Cardiovascular diseases are usually complex and affect several organs at the same time. Therefore, the treatment of vascular diseases in the brain may have implications for the treatment of heart disease. It is therefore important to understand the appropriate causes and consequences.
This study investigates the causes of intracerebral hemorrhage and links them to the risk of stroke associated with atrial fibrillation. He suggests a new thorough assessment of the effects of blood thinning on intracerebral hemorrhage.
Every year in Switzerland, about 1,000 patients with intracerebral hemorrhage are treated at stroke units. Intracerebral hemorrhages are more often fatal than other forms of stroke, and their incidence has not decreased in the last 30 years. It was previously thought that the use of blood thinners is not only a risk factor but also a potential cause of intracerebral hemorrhage.
Anticoagulation should not be considered the primary cause
This publication includes the results of two studies conducted by a team of prof. Werringa. It opposes the role of blood thinning to the role of cerebrovascular disease (SVD) in intracerebral hemorrhage. Moderate to severe cerebral SVD has been shown to be closely associated with the occurrence of cerebral hemorrhage.
Our results show that SVD is a prerequisite for intracerebral hemorrhage under anticoagulation. The degree of SVD in the brain can be used to predict intracerebral hemorrhage. Without SVD, the occurrence of intracerebral hemorrhage is close to zero. Therefore, anticoagulation should no longer be considered a cause of intracerebral hemorrhage. “
Dr. David Seiffge, Inselspital, University Hospital Bern
Why is this important? Stroke protection in patients with atrial fibrillation
Blood thinning offers important protection against ischemic stroke in patients with atrial fibrillation. Anticoagulation reduces the risk of ischemic stroke in these cases by two-thirds. In the past, anticoagulation was stopped immediately in case of intracerebral hemorrhage, and patients remained unprotected from the risk of stroke.
The results of the new study now point to a new path: according to the findings, intracerebral hemorrhage can be etiologically prevented by treating cerebral SVD, and stroke protection can be maintained through a customized continuation of blood thinning. The exact timing and gradation of the two therapies are the subject of further studies.
Challenging methodological approach: combining two multicenter studies
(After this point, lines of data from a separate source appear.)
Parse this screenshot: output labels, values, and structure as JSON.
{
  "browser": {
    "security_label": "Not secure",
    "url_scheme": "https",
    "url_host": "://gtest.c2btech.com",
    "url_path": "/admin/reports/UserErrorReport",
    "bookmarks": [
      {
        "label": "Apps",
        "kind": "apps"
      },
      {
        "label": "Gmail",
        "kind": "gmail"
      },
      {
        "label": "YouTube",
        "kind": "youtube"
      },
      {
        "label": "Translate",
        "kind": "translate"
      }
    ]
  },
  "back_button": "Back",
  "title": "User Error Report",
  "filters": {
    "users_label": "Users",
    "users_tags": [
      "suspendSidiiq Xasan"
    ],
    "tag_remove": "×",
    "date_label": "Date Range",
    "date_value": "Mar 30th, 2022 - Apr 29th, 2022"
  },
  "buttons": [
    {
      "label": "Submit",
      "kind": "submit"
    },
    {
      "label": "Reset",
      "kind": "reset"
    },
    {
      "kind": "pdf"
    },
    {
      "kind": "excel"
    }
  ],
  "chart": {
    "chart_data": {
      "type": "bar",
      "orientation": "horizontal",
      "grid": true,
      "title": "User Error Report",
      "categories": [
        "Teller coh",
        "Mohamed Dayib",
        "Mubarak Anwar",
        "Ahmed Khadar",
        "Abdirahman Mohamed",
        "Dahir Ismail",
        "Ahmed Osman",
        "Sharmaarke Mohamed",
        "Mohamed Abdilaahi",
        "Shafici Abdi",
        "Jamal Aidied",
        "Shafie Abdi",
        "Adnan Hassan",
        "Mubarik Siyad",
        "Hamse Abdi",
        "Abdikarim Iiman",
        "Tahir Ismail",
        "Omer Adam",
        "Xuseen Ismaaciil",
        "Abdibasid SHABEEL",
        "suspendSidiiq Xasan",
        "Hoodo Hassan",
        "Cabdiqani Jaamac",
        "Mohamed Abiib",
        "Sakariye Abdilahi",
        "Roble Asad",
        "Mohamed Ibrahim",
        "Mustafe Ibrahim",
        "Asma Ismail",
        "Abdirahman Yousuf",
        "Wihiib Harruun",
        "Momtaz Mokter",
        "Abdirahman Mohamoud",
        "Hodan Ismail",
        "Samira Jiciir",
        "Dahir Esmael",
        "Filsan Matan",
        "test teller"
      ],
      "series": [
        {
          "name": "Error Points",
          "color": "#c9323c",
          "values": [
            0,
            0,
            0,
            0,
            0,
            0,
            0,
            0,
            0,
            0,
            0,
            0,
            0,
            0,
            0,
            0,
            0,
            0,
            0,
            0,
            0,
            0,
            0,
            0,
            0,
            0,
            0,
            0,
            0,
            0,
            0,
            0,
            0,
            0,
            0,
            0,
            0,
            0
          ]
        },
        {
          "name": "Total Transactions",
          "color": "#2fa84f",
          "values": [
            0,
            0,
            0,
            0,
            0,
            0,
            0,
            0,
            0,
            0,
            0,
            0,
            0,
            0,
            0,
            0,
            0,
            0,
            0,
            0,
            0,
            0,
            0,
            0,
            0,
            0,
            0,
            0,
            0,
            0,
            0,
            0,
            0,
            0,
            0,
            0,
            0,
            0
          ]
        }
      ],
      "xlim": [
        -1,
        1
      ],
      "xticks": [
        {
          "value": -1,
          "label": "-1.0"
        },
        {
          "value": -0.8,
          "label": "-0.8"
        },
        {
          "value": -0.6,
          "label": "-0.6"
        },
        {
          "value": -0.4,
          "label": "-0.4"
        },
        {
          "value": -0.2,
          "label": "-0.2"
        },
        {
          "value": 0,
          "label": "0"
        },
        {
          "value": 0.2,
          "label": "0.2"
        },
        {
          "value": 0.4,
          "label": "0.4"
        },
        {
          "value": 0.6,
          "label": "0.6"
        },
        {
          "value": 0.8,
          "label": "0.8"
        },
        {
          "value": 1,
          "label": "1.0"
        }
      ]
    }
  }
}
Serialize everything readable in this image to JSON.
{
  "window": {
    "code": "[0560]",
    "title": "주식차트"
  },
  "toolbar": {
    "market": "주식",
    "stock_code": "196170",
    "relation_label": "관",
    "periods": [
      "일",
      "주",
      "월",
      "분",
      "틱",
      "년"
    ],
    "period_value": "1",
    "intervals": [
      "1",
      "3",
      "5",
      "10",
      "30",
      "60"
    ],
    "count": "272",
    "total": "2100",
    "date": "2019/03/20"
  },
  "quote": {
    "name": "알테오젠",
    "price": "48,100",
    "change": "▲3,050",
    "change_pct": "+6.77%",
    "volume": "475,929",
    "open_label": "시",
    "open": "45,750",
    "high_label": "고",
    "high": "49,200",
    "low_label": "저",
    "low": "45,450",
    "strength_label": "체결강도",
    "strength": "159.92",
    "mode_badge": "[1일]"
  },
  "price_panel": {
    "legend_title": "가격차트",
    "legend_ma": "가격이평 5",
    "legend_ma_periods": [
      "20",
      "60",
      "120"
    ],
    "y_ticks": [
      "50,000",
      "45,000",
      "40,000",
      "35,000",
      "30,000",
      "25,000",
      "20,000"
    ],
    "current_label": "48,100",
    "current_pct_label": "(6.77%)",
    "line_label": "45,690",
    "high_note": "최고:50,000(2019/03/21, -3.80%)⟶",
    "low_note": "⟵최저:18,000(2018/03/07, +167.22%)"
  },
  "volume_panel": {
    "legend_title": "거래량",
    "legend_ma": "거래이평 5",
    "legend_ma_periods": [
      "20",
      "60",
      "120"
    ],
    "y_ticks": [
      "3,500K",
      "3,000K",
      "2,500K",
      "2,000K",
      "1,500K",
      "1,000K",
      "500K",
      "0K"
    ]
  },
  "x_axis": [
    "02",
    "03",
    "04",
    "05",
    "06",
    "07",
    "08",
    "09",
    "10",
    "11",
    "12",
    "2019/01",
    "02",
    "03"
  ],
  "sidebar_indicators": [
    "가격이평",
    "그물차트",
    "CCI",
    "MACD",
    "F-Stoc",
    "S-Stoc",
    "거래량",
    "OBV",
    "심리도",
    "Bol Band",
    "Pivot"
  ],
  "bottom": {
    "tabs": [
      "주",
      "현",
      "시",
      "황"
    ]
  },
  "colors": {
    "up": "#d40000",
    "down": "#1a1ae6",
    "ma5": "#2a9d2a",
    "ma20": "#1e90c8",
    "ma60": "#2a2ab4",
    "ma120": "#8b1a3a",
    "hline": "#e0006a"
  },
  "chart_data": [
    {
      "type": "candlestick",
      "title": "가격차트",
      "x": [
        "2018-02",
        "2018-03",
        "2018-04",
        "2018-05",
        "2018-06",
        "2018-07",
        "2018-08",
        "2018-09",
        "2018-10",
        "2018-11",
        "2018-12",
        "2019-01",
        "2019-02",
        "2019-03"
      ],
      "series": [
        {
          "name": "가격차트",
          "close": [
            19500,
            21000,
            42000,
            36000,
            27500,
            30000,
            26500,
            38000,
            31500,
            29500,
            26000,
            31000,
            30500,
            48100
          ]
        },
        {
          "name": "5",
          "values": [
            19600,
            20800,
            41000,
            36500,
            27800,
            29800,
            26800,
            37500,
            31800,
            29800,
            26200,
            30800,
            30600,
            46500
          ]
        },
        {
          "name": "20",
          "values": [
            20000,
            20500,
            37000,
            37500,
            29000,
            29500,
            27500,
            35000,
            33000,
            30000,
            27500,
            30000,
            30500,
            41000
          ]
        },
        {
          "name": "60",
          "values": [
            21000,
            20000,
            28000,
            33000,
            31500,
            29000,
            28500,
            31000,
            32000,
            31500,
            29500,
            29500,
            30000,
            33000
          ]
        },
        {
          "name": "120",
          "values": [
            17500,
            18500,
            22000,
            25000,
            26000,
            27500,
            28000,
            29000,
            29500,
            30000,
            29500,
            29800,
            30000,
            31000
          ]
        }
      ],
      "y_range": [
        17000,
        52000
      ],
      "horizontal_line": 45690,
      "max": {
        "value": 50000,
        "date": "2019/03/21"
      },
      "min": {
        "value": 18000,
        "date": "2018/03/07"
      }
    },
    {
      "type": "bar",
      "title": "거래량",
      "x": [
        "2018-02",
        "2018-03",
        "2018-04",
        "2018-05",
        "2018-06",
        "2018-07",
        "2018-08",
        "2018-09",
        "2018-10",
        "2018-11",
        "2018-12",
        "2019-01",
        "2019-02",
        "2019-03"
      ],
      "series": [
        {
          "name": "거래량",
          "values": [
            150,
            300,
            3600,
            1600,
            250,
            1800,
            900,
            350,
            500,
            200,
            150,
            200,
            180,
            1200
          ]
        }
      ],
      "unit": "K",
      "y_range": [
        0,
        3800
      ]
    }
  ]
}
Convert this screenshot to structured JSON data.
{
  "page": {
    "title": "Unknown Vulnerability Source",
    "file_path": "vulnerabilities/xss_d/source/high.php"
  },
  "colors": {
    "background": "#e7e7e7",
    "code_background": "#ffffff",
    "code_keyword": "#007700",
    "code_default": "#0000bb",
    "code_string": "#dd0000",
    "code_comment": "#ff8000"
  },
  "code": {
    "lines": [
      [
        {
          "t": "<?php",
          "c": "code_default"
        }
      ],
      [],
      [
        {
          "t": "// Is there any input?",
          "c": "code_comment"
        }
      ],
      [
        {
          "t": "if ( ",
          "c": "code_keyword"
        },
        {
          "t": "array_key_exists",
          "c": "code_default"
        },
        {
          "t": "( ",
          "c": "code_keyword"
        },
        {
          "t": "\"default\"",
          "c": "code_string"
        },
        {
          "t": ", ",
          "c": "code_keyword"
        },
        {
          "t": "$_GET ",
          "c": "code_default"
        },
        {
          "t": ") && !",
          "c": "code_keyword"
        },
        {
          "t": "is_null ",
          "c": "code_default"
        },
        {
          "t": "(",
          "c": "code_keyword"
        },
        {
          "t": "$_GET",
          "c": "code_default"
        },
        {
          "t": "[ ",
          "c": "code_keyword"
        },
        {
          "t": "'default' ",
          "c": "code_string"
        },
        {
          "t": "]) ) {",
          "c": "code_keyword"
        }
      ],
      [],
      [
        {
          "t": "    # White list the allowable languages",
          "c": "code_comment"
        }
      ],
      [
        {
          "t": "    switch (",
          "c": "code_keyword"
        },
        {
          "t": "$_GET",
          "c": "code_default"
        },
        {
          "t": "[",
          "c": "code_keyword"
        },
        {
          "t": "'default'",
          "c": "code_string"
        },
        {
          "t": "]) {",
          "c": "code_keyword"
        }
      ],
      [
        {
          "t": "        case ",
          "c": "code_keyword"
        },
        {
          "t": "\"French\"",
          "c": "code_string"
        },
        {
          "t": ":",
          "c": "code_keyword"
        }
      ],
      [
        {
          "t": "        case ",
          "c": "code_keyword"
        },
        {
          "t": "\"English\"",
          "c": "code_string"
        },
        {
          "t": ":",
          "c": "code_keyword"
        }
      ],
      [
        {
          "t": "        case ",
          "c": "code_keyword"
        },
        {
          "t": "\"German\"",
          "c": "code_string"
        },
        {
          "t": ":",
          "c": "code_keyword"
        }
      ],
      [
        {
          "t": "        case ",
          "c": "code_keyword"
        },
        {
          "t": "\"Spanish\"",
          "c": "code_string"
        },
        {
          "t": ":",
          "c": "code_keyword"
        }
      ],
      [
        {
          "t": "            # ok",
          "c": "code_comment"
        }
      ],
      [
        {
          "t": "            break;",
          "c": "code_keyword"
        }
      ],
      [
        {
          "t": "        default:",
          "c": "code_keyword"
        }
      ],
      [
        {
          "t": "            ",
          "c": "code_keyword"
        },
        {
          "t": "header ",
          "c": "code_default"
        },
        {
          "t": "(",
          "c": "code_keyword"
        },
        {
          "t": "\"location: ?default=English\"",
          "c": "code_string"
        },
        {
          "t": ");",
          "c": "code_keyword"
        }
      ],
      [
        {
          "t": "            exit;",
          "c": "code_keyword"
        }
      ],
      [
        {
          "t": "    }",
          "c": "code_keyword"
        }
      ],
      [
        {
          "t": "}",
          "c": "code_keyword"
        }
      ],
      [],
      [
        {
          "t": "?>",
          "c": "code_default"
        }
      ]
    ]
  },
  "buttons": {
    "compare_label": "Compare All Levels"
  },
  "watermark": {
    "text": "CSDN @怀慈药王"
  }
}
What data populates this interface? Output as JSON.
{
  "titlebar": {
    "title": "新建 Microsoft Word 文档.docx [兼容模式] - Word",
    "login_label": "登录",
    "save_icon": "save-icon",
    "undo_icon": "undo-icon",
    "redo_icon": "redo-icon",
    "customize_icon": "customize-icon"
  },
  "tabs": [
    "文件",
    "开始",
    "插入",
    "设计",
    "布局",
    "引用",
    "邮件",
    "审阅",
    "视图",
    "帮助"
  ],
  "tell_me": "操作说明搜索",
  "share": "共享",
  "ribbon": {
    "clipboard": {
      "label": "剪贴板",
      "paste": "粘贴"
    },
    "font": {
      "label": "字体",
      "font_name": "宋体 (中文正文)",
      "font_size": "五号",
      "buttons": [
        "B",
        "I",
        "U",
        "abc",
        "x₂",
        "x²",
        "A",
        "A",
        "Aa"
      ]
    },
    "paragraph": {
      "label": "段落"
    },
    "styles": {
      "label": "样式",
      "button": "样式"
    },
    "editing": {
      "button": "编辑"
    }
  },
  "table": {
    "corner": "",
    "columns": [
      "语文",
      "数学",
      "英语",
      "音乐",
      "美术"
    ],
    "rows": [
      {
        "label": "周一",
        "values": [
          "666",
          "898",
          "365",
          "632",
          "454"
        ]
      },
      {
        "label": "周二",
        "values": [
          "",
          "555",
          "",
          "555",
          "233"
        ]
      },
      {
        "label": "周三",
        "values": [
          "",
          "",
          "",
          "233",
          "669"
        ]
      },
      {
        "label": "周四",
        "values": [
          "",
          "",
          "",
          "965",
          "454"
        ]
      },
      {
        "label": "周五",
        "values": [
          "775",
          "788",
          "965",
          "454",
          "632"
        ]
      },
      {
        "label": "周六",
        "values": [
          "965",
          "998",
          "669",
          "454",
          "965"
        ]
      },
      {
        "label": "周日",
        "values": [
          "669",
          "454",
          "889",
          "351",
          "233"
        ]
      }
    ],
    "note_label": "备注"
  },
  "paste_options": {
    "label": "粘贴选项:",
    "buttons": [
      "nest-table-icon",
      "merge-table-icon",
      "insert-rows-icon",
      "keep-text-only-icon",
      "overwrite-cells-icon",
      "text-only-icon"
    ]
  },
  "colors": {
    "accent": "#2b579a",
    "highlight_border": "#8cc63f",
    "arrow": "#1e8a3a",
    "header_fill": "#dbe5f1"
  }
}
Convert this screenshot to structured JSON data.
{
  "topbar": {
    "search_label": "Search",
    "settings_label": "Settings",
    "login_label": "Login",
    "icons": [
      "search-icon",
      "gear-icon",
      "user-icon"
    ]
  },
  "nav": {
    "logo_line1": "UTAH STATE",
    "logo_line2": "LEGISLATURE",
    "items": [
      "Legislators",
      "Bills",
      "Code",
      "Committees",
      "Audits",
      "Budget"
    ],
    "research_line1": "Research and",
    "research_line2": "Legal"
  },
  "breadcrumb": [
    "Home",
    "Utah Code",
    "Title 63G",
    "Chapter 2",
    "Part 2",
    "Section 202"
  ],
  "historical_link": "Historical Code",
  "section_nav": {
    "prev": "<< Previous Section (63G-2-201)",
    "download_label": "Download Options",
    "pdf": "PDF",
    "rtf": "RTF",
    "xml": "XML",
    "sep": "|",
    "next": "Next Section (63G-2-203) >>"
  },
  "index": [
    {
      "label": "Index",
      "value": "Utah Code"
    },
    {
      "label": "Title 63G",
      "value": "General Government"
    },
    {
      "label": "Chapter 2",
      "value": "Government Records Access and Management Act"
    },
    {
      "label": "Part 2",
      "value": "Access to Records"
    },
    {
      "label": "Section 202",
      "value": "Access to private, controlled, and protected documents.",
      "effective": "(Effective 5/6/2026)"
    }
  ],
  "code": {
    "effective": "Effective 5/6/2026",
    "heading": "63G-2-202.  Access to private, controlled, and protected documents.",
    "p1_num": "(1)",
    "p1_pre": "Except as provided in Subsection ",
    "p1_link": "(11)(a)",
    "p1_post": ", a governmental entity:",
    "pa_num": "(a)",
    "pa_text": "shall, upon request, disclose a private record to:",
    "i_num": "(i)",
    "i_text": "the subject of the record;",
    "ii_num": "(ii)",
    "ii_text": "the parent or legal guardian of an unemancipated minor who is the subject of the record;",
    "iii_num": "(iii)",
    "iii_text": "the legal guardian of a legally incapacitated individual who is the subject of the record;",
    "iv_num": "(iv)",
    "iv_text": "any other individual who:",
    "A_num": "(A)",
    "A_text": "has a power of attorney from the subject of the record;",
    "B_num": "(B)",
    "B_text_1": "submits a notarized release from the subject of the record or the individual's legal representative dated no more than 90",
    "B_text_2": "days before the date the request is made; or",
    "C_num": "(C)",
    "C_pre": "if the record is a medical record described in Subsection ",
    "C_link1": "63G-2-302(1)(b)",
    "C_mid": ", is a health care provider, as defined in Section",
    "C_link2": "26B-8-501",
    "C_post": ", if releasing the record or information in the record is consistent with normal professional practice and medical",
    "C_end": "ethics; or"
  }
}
The publication contains data from two independent studies under the supervision of prof. David Werring, UCL. The publication is based on two independent, multicenter observational studies. A cross-sectional study was conducted with 1,030 patients with intracerebral hemorrhage. CT and MRI were used to look for markers of SVD in the brain.
In another, prospective study, 1,447 patients with atrial fibrillation and cerebral circulation disorders were included. The incidence of cerebral hemorrhage and ischemic stroke in relation to blood thinning was considered in this group.
Using this approach, it was possible to show that SVD is a prerequisite for intracerebral hemorrhage. Patients without such a condition did not have any cerebral hemorrhage in the first two years of the study, despite treatment with blood thinner. In contrast, at 1.56% per year, the risk was significantly increased for moderate to severe SVD.
A new way of looking at the situation is needed
The results of the study suggest that blood thinning alone can no longer be considered a cause of intracerebral hemorrhage. Professor Marcel Arnold points out: “As a new approach, microangiopathies need to be systematically sought and targeted to prevent intracerebral hemorrhages. Appropriate specialist clinics are now available. This would reduce the risk of intracerebral hemorrhage. »
A large international randomized trial (ENRICH-AF), currently coordinated in Switzerland by David Seiffge, is currently underway to harmonize anticoagulation and microangiopathy therapies.
Inselspital, University Hospital of Bern
Seiffge, DJ, and others. (2021) The burden of small vessel disease and intracerebral hemorrhage in patients taking oral anticoagulants. Journal of Neurology, Neurosurgery and Psychiatry. doi.org/10.1136/jnnp-2020-325299.